Noosa - Alexandria Bay Swell Statistics, Autumn: All Swell – Any Wind
This image illustrates the variation of swells directed at Noosa - Alexandria Bay through an average southern hemisphere autumn, based on 6580 NWW3 model predictions since 2007 (values every 3 hours). The wave model does not forecast wind and surf right at the coastline so we have chosen the best grid node based on what we know about Noosa - Alexandria Bay. In the case of Noosa - Alexandria Bay, the best grid node is 40 km away (25 miles).
The rose diagram describes the distribution of swell directions and swell sizes, while the graph at the bottom shows the same thing but without direction information. Five colours illustrate increasing wave sizes. Blue shows the smallest swells, less that 0.5m (1.5 feet) high. These happened only 73% of the time. Green and yellow illustrate increasing swell sizes and red illustrates the largest swells, greater than >3m (>10ft). In either graph, the area of any colour is proportional to how frequently that size swell was forecast.

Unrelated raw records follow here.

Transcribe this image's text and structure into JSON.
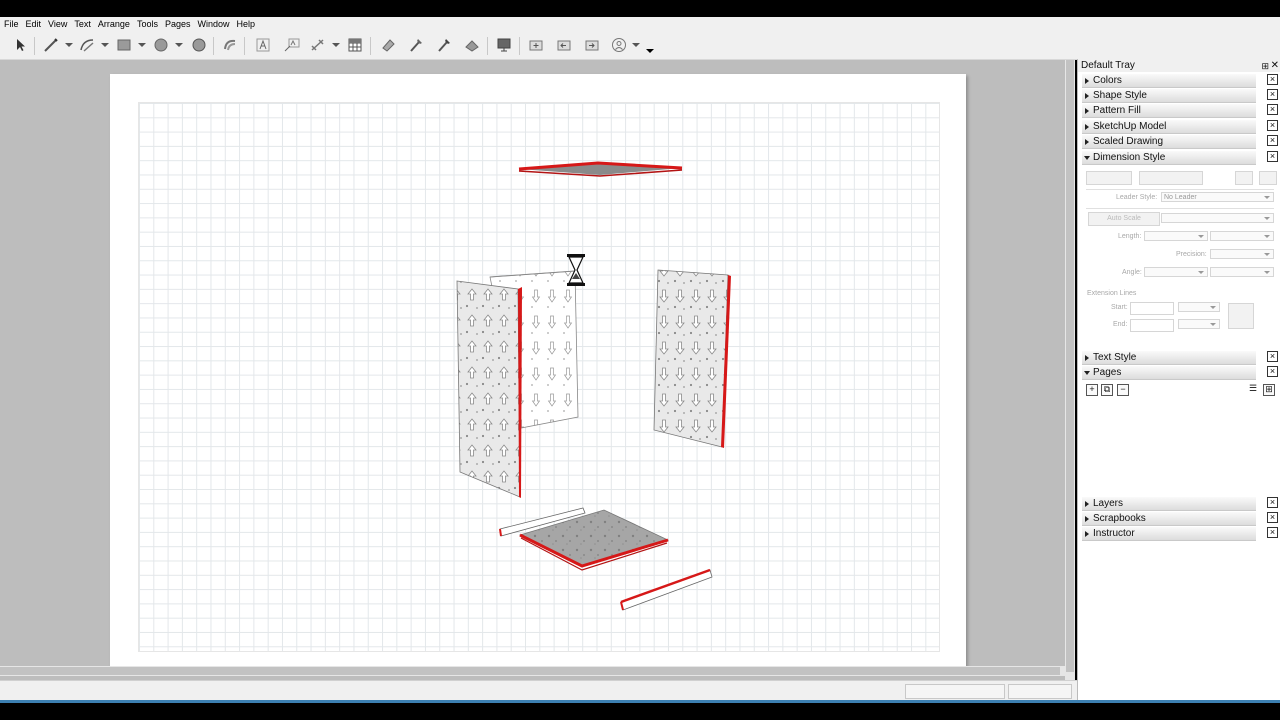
{
  "menu": [
    "File",
    "Edit",
    "View",
    "Text",
    "Arrange",
    "Tools",
    "Pages",
    "Window",
    "Help"
  ],
  "toolbar_icons": [
    "select-icon",
    "line-icon",
    "arc-icon",
    "rectangle-icon",
    "circle-icon",
    "polygon-icon",
    "offset-icon",
    "text-icon",
    "label-icon",
    "dimension-icon",
    "table-icon",
    "eraser-icon",
    "style-icon",
    "sample-icon",
    "split-icon",
    "presentation-icon",
    "add-page-icon",
    "previous-page-icon",
    "next-page-icon",
    "account-icon"
  ],
  "tray": {
    "title": "Default Tray",
    "panels_top": [
      {
        "label": "Colors",
        "open": false
      },
      {
        "label": "Shape Style",
        "open": false
      },
      {
        "label": "Pattern Fill",
        "open": false
      },
      {
        "label": "SketchUp Model",
        "open": false
      },
      {
        "label": "Scaled Drawing",
        "open": false
      },
      {
        "label": "Dimension Style",
        "open": true
      }
    ],
    "dimension_style": {
      "leader_style_label": "Leader Style:",
      "leader_style_value": "No Leader",
      "auto_scale": "Auto Scale",
      "length_label": "Length:",
      "precision_label": "Precision:",
      "angle_label": "Angle:",
      "extension_lines": "Extension Lines",
      "start_label": "Start:",
      "end_label": "End:"
    },
    "panels_mid": [
      {
        "label": "Text Style",
        "open": false
      },
      {
        "label": "Pages",
        "open": true
      }
    ],
    "panels_bottom": [
      {
        "label": "Layers",
        "open": false
      },
      {
        "label": "Scrapbooks",
        "open": false
      },
      {
        "label": "Instructor",
        "open": false
      }
    ]
  },
  "colors": {
    "edge_red": "#d61818",
    "panel_fill": "#e8e8e8",
    "accent_blue": "#3c7fb1"
  }
}
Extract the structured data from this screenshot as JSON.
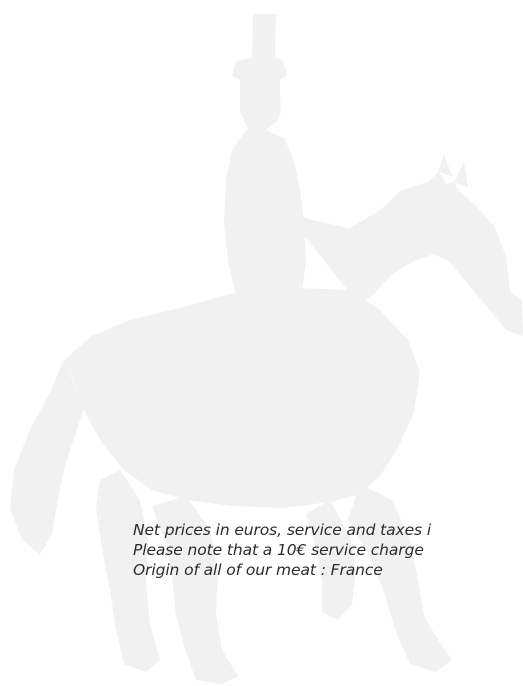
{
  "menu_footer": {
    "lines": [
      "Net prices in euros, service and taxes i",
      "Please note that a 10€ service charge",
      "Origin of all of our meat : France"
    ]
  },
  "colors": {
    "background": "#ffffff",
    "watermark": "#f1f1f1",
    "text": "#2b2b2b"
  },
  "icons": {
    "watermark": "horse-and-rider-silhouette"
  }
}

The diagram suggests that the dominant swell direction, shown by the largest spokes, was SSE, whereas the the most common wind blows from the SE. Because the wave model grid is out to sea, sometimes a strong offshore wind blows largest waves away from Noosa - Alexandria Bay and offshore. We group these with the no surf category of the bar chart. To keep it simple we don't show these in the rose diagram. Because wind determines whether or not waves are good for surfing at Noosa - Alexandria Bay, you can select a similar diagram that shows only the swells that were expected to coincide with glassy or offshore wind conditions. In a typical southern hemisphere autumn, swells large enough to cause clean enough to surf waves at Noosa - Alexandria Bay run for about 27% of the time.
IMPORTANT: Beta version feature! Swell heights are open water values from NWW3. There is no attempt to model near-shore effects. Coastal wave heights will generally be less, especially if the break does not have unobstructed exposure to the open ocean.